Start of Supplied data

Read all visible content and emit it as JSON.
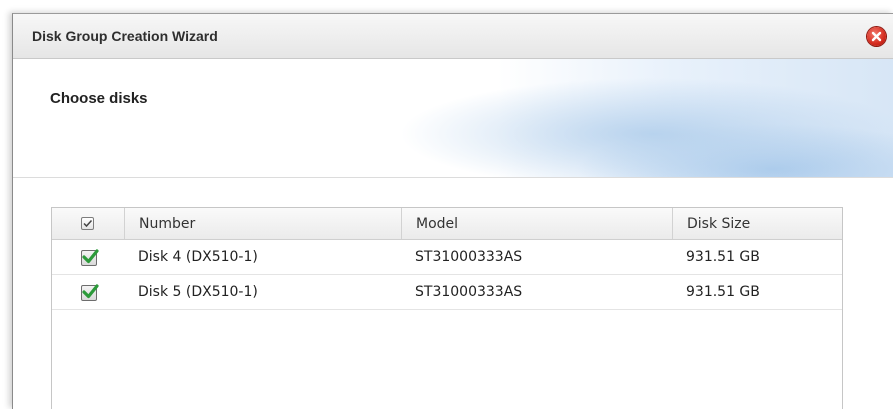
{
  "window": {
    "title": "Disk Group Creation Wizard"
  },
  "header": {
    "page_title": "Choose disks"
  },
  "table": {
    "columns": [
      "Number",
      "Model",
      "Disk Size"
    ],
    "rows": [
      {
        "checked": true,
        "number": "Disk 4 (DX510-1)",
        "model": "ST31000333AS",
        "size": "931.51 GB"
      },
      {
        "checked": true,
        "number": "Disk 5 (DX510-1)",
        "model": "ST31000333AS",
        "size": "931.51 GB"
      }
    ]
  },
  "icons": {
    "close": "close-icon",
    "select_all": "checkbox-checked-icon",
    "row_check": "checkbox-checked-icon"
  },
  "colors": {
    "close_button": "#d42b1e",
    "checkmark": "#2c9a3a"
  }
}
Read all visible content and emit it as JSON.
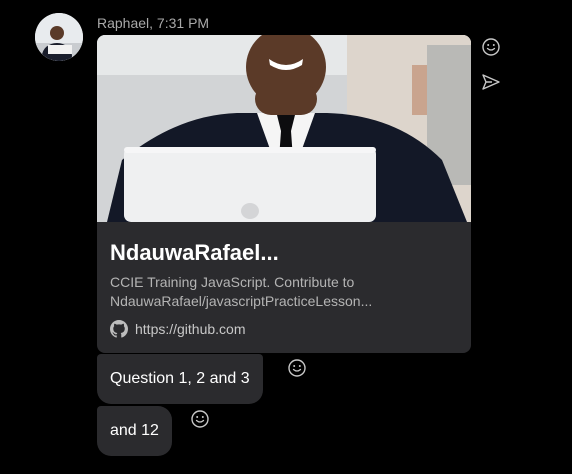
{
  "message": {
    "sender": "Raphael, 7:31 PM",
    "link_preview": {
      "title": "NdauwaRafael...",
      "description": "CCIE Training JavaScript. Contribute to NdauwaRafael/javascriptPracticeLesson...",
      "url": "https://github.com"
    },
    "replies": [
      {
        "text": "Question 1, 2 and 3"
      },
      {
        "text": "and 12"
      }
    ]
  },
  "actions": {
    "react_icon": "smiley-icon",
    "forward_icon": "send-icon"
  },
  "colors": {
    "background": "#000000",
    "bubble": "#2b2b2e",
    "text": "#ffffff",
    "muted_text": "#a9a9a9"
  }
}
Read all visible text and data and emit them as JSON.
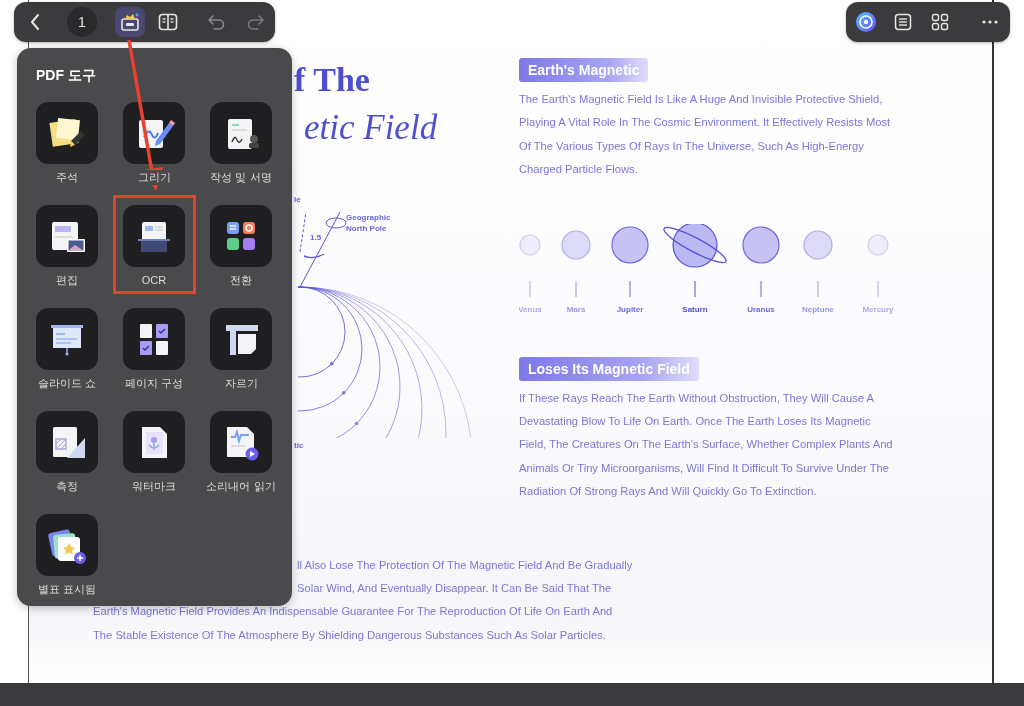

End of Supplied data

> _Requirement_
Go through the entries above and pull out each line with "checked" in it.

> _Response_
        "checked": true,
        "checked": true,
    "select_all": "checkbox-checked-icon",
    "row_check": "checkbox-checked-icon"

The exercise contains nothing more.